_Dataset records_

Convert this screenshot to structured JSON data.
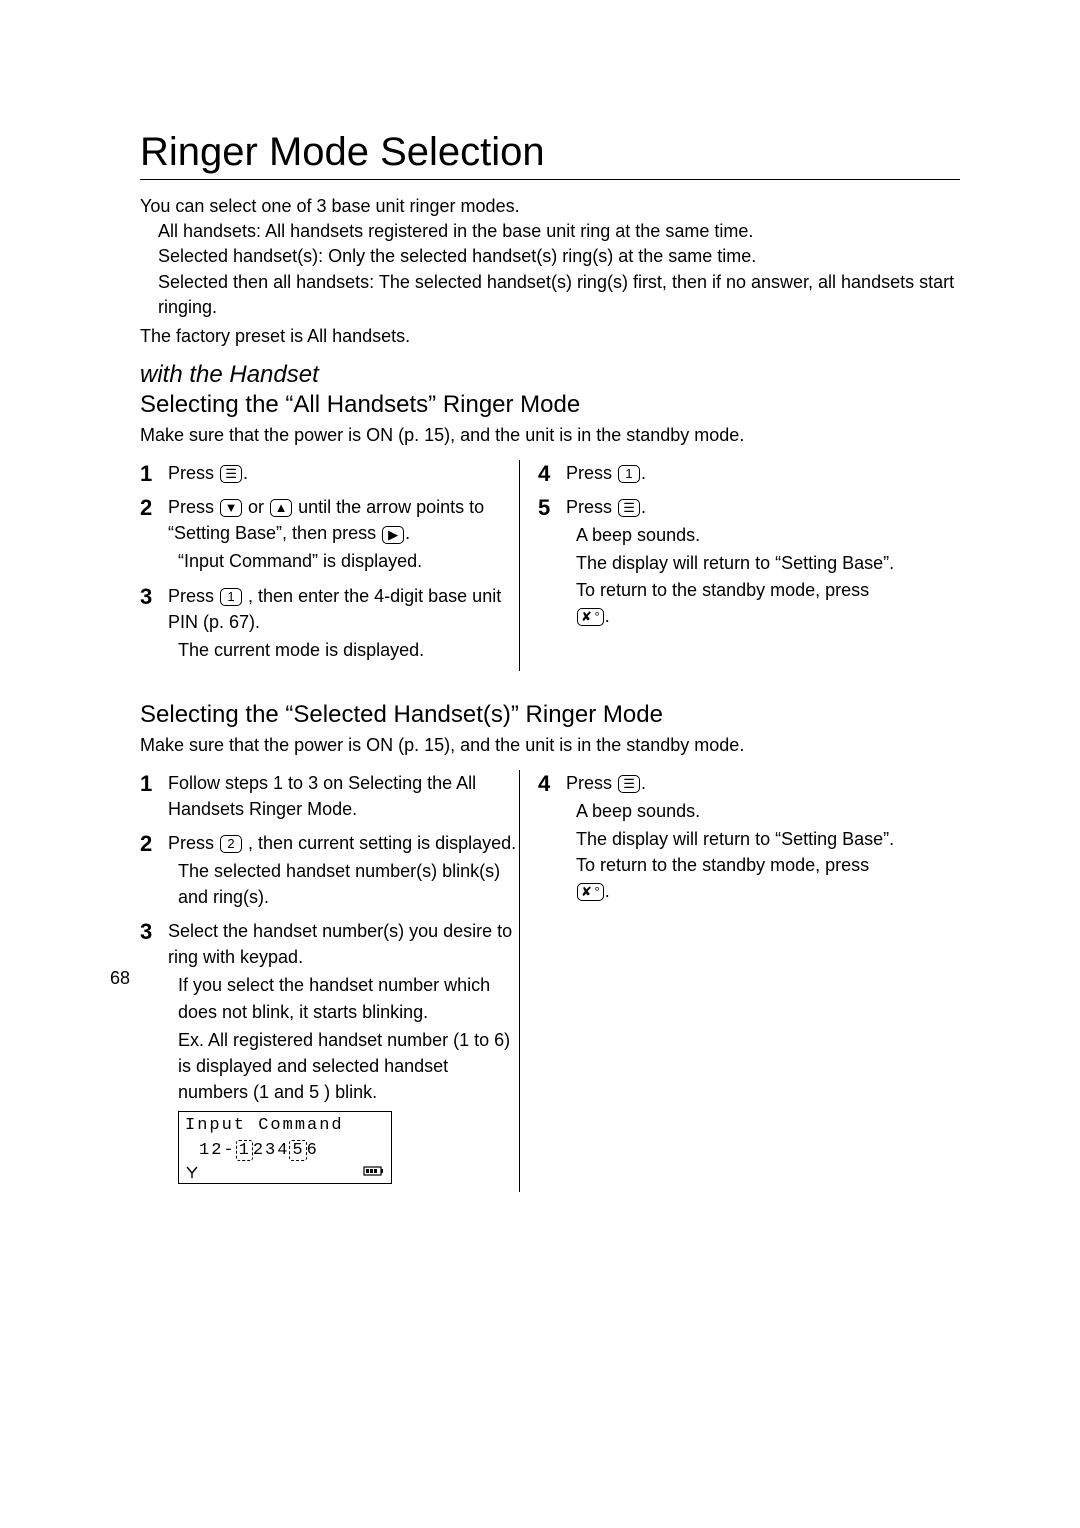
{
  "page_title": "Ringer Mode Selection",
  "intro_line": "You can select one of 3 base unit ringer modes.",
  "modes": [
    {
      "label": "All handsets:",
      "desc": " All handsets registered in the base unit ring at the same time."
    },
    {
      "label": "Selected handset(s):",
      "desc": " Only the selected handset(s) ring(s) at the same time."
    },
    {
      "label": "Selected then all handsets:",
      "desc": " The selected handset(s) ring(s) first, then if no answer, all handsets start ringing."
    }
  ],
  "factory_preset": "The factory preset is All handsets.",
  "sec1_sub1": "with the Handset",
  "sec1_sub2": "Selecting the “All Handsets” Ringer Mode",
  "precond": "Make sure that the power is ON (p. 15), and the unit is in the standby mode.",
  "s1": {
    "n1": "1",
    "t1": "Press ",
    "n2": "2",
    "t2a": "Press ",
    "t2b": " or ",
    "t2c": " until the arrow points to “Setting Base”, then press ",
    "t2d": "“Input Command” is displayed.",
    "n3": "3",
    "t3": ", then enter the 4-digit base unit PIN (p. 67).",
    "t3b": "The current mode is displayed.",
    "n4": "4",
    "t4": "Press ",
    "n5": "5",
    "t5": "Press ",
    "beep": "A beep sounds.",
    "ret1": "The display will return to “Setting Base”. To return to the standby mode, press "
  },
  "sec2_sub2": "Selecting the “Selected Handset(s)” Ringer Mode",
  "s2": {
    "n1": "1",
    "t1": "Follow steps 1 to 3 on Selecting the All Handsets Ringer Mode.",
    "n2": "2",
    "t2a": "Press ",
    "t2b": ", then current setting is displayed.",
    "t2c": "The selected handset number(s) blink(s) and ring(s).",
    "n3": "3",
    "t3": "Select the handset number(s) you desire to ring with keypad.",
    "t3b": "If you select the handset number which does not blink, it starts blinking.",
    "t3c": "Ex. All registered handset number (1 to 6) is displayed and selected handset numbers (1 and 5 ) blink.",
    "n4": "4",
    "t4": "Press ",
    "beep": "A beep sounds.",
    "ret1": "The display will return to “Setting Base”. To return to the standby mode, press "
  },
  "keys": {
    "menu": "☰",
    "down": "▼",
    "up": "▲",
    "right": "▶",
    "k1": "1",
    "k2": "2",
    "end": "✘ °"
  },
  "lcd": {
    "line1": "Input Command",
    "line2_pre": "12-",
    "line2_nums_a": "1",
    "line2_nums_mid": "234",
    "line2_nums_b": "5",
    "line2_nums_end": "6"
  },
  "page_number": "68"
}
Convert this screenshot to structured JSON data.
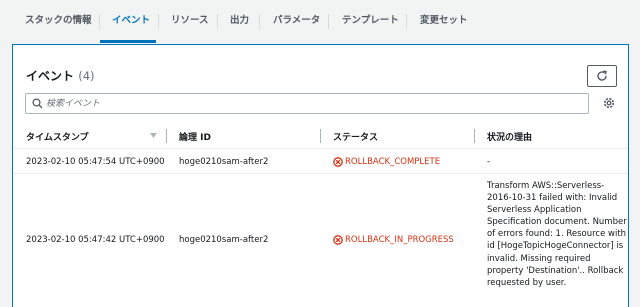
{
  "tabs": [
    {
      "label": "スタックの情報"
    },
    {
      "label": "イベント"
    },
    {
      "label": "リソース"
    },
    {
      "label": "出力"
    },
    {
      "label": "パラメータ"
    },
    {
      "label": "テンプレート"
    },
    {
      "label": "変更セット"
    }
  ],
  "active_tab": "イベント",
  "panel": {
    "title": "イベント",
    "count": "(4)",
    "search_placeholder": "検索イベント"
  },
  "table": {
    "columns": [
      "タイムスタンプ",
      "論理 ID",
      "ステータス",
      "状況の理由"
    ],
    "rows": [
      {
        "timestamp": "2023-02-10 05:47:54 UTC+0900",
        "logical_id": "hoge0210sam-after2",
        "status": "ROLLBACK_COMPLETE",
        "reason": "-"
      },
      {
        "timestamp": "2023-02-10 05:47:42 UTC+0900",
        "logical_id": "hoge0210sam-after2",
        "status": "ROLLBACK_IN_PROGRESS",
        "reason_lines": [
          "Transform AWS::Serverless-",
          "2016-10-31 failed with: Invalid",
          "Serverless Application",
          "Specification document. Number",
          "of errors found: 1. Resource with",
          "id [HogeTopicHogeConnector] is",
          "invalid. Missing required",
          "property 'Destination'.. Rollback",
          "requested by user."
        ]
      }
    ]
  },
  "colors": {
    "accent": "#0073bb",
    "error": "#d13212",
    "background": "#f2f3f3"
  },
  "icons": [
    "search-icon",
    "refresh-icon",
    "settings-icon",
    "sort-icon",
    "error-icon"
  ]
}
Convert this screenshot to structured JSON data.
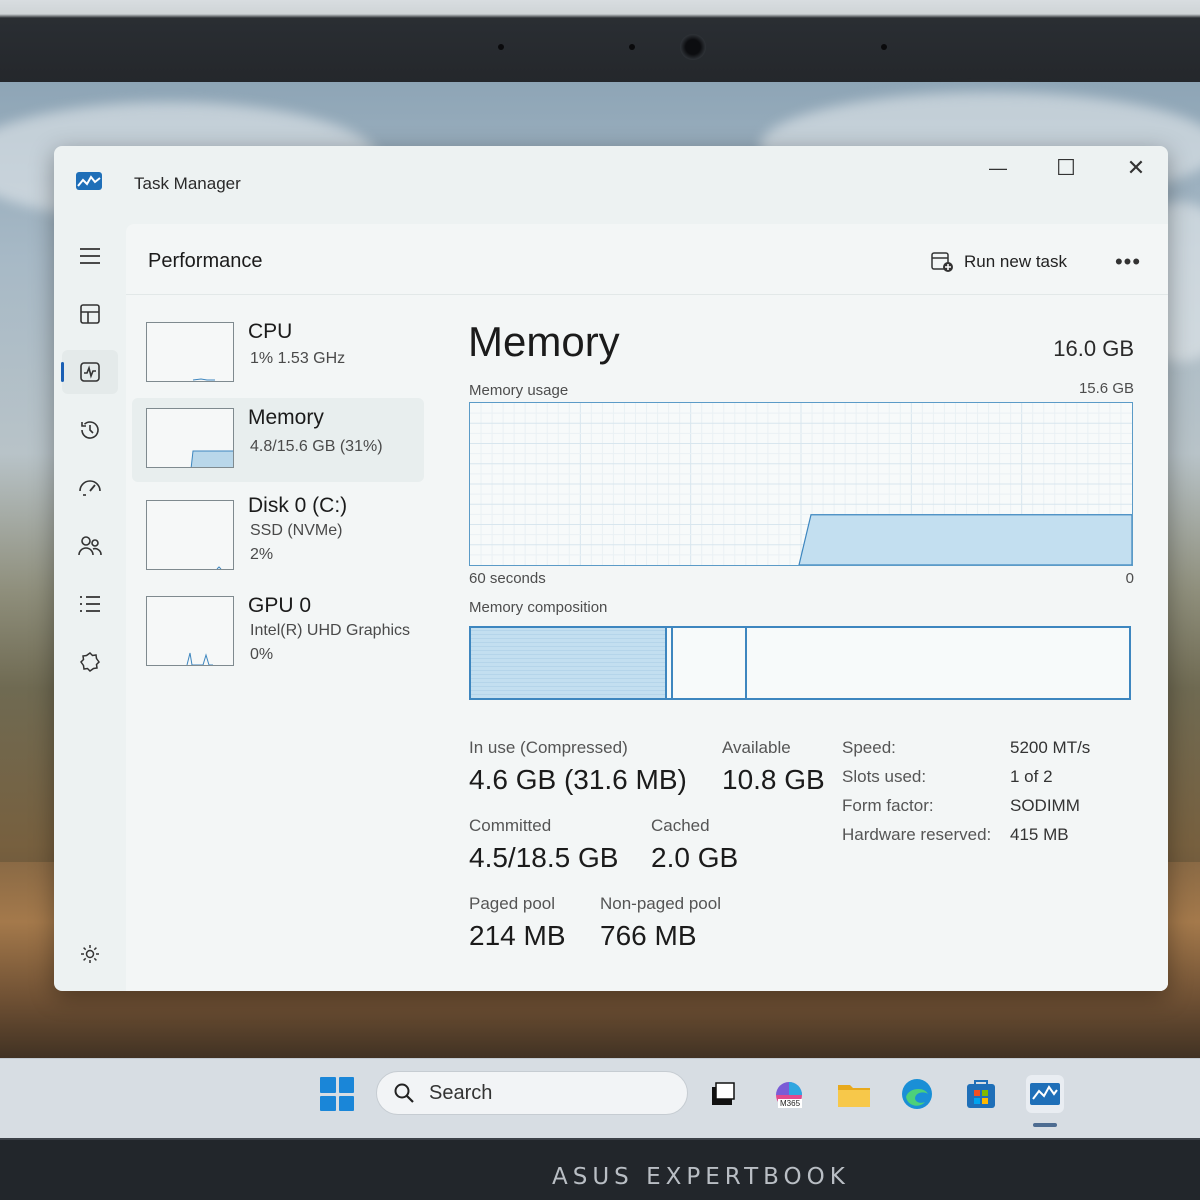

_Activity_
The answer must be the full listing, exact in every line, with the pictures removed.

_Written reply_
Convert this screenshot to structured JSON data.
{
  "page_title": "Ringer Mode Selection",
  "intro_line": "You can select one of 3 base unit ringer modes.",
  "modes": [
    {
      "label": "All handsets:",
      "desc": " All handsets registered in the base unit ring at the same time."
    },
    {
      "label": "Selected handset(s):",
      "desc": " Only the selected handset(s) ring(s) at the same time."
    },
    {
      "label": "Selected then all handsets:",
      "desc": " The selected handset(s) ring(s) first, then if no answer, all handsets start ringing."
    }
  ],
  "factory_preset": "The factory preset is All handsets.",
  "sec1_sub1": "with the Handset",
  "sec1_sub2": "Selecting the “All Handsets” Ringer Mode",
  "precond": "Make sure that the power is ON (p. 15), and the unit is in the standby mode.",
  "s1": {
    "n1": "1",
    "t1": "Press ",
    "n2": "2",
    "t2a": "Press ",
    "t2b": " or ",
    "t2c": " until the arrow points to “Setting Base”, then press ",
    "t2d": "“Input Command” is displayed.",
    "n3": "3",
    "t3": ", then enter the 4-digit base unit PIN (p. 67).",
    "t3b": "The current mode is displayed.",
    "n4": "4",
    "t4": "Press ",
    "n5": "5",
    "t5": "Press ",
    "beep": "A beep sounds.",
    "ret1": "The display will return to “Setting Base”. To return to the standby mode, press "
  },
  "sec2_sub2": "Selecting the “Selected Handset(s)” Ringer Mode",
  "s2": {
    "n1": "1",
    "t1": "Follow steps 1 to 3 on Selecting the All Handsets Ringer Mode.",
    "n2": "2",
    "t2a": "Press ",
    "t2b": ", then current setting is displayed.",
    "t2c": "The selected handset number(s) blink(s) and ring(s).",
    "n3": "3",
    "t3": "Select the handset number(s) you desire to ring with keypad.",
    "t3b": "If you select the handset number which does not blink, it starts blinking.",
    "t3c": "Ex. All registered handset number (1 to 6) is displayed and selected handset numbers (1 and 5 ) blink.",
    "n4": "4",
    "t4": "Press ",
    "beep": "A beep sounds.",
    "ret1": "The display will return to “Setting Base”. To return to the standby mode, press "
  },
  "keys": {
    "menu": "☰",
    "down": "▼",
    "up": "▲",
    "right": "▶",
    "k1": "1",
    "k2": "2",
    "end": "✘ °"
  },
  "lcd": {
    "line1": "Input Command",
    "line2_pre": "12-",
    "line2_nums_a": "1",
    "line2_nums_mid": "234",
    "line2_nums_b": "5",
    "line2_nums_end": "6"
  },
  "page_number": "68"
}
Convert this screenshot to structured JSON data.
{
  "tabs": [
    {
      "label": "スタックの情報"
    },
    {
      "label": "イベント"
    },
    {
      "label": "リソース"
    },
    {
      "label": "出力"
    },
    {
      "label": "パラメータ"
    },
    {
      "label": "テンプレート"
    },
    {
      "label": "変更セット"
    }
  ],
  "active_tab": "イベント",
  "panel": {
    "title": "イベント",
    "count": "(4)",
    "search_placeholder": "検索イベント"
  },
  "table": {
    "columns": [
      "タイムスタンプ",
      "論理 ID",
      "ステータス",
      "状況の理由"
    ],
    "rows": [
      {
        "timestamp": "2023-02-10 05:47:54 UTC+0900",
        "logical_id": "hoge0210sam-after2",
        "status": "ROLLBACK_COMPLETE",
        "reason": "-"
      },
      {
        "timestamp": "2023-02-10 05:47:42 UTC+0900",
        "logical_id": "hoge0210sam-after2",
        "status": "ROLLBACK_IN_PROGRESS",
        "reason_lines": [
          "Transform AWS::Serverless-",
          "2016-10-31 failed with: Invalid",
          "Serverless Application",
          "Specification document. Number",
          "of errors found: 1. Resource with",
          "id [HogeTopicHogeConnector] is",
          "invalid. Missing required",
          "property 'Destination'.. Rollback",
          "requested by user."
        ]
      }
    ]
  },
  "colors": {
    "accent": "#0073bb",
    "error": "#d13212",
    "background": "#f2f3f3"
  },
  "icons": [
    "search-icon",
    "refresh-icon",
    "settings-icon",
    "sort-icon",
    "error-icon"
  ]
}
Convert this screenshot to structured JSON data.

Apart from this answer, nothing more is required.